News>Life of Indian students at Turiba University

Life of Indian students at Turiba University (6)

The number of students choosing to study in our university increases each year. This year it has already reached 230 students from different countries in Europe and Asia. Since September of this study year, 16 students from India are studying in our university’s Tourism and Hospitality Management Bachelor Programme and in the Strategic Management in Tourism Master Programme.

When I was given a chance to visit five cities in one of India’s states — Gujarat, under the framework of an international Rotari exchange programme, to present our university there, I decided to meet and talk with their students before setting off for the journey. First, I wanted to find out from which states of India they were coming and how they feel in our university and Latvia in general. The students who came to the meeting were Lalan Gupta, Manas Malhotra, Rakmesu Kumar and Twinkie. They told me that the majority of students studying in our universities came from Delhi and New Delhi, while there are also students from other places, such as the Kushinagar district and the Punjab state and others. Currently there are no students from Gujarat in the university. The students had learned about Turiba from the Indo European Educational service, the internet and workshops in New Delhi. The Indian students had picked Turiba because it offers good quality studies for a comparatively lower tuition fee than that in other European countries. According to the students, the accommodation costs are also lower than anywhere else in Europe. More importantly for them, Turiba offers study programmes in tourism management and organisation of events — something that is not available in India.

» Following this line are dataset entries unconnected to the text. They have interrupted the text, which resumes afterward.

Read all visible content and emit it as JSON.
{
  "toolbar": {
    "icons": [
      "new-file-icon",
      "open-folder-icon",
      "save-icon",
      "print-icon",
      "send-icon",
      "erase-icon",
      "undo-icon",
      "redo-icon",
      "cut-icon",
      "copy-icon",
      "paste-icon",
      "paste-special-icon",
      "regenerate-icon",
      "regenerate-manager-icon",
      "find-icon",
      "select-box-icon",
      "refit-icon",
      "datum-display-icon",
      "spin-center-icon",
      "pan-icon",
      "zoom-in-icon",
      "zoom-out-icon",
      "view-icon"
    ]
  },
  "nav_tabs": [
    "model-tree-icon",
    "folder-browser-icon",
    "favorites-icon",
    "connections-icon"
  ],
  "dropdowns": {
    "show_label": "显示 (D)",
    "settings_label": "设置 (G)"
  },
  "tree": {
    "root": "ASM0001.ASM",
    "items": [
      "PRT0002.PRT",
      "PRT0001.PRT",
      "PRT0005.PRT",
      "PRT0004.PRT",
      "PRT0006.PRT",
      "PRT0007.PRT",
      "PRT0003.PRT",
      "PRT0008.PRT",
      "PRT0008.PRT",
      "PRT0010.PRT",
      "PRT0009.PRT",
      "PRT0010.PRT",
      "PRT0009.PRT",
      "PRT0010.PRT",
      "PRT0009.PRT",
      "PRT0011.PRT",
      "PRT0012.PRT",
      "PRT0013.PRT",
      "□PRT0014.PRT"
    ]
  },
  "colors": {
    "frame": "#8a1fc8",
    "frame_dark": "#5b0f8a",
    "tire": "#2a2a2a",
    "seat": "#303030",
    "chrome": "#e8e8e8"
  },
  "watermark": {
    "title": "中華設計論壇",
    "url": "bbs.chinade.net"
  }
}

When asked about the positive and negative experiences in our university and in Latvia, the students responded that the level of theoretical knowledge in Latvia is higher than in India. One key aspect for students from India is that a lot of people speak English in Latvia, in contrary to France, for example. The only negative experience they could mention was the cold winter. When I asked what their fellow Indians should be prepared for if they opted for our university, the response was as follows: ‘Welcome to Latvia. Be open to cultural differences, take with you a warm outfit and be prepared to learn the native language. We like to study here, and so will you!’ Asked about their future plans after graduation the youth replied that they were planning to return to India and open a restaurant or a hotel, while some master programme students are expecting to stay in Europe or go anywhere else in the world in order to start their own business.

This experience of the Indian students was very useful for me during the meeting with the master and bachelor programme students of Vapi GRIMS College, when I was telling them about our university. The story about their fellow Indians having found such a small country for studies had certainly aroused interest in them, if not surprise. Their interest was evidenced by the questions asked. Apart from Vapi I also met with the high school, boarding school and college students in Surat, Vadodara, Baruch, Dhule. When assessing the students in India whom I had the chance to meet I should admit that they are very curious, smart, motivated and willing to study. Their questions about the purpose of our visit, education in Latvia and our university were evidence to that. As I was able to visit only five cities during my stay in India, I used the opportunity to tell about our school on the Gujarat radio channel FM 91.1 and to give an interview in the periodical ‘Times of India’.

I am looking forward to meeting students from Surat, Vapi, Vadodara, Dhule, Mumbai and other cities of India in our university next year!

This press release was prepared by

Anita Emse, Head of E-Project Department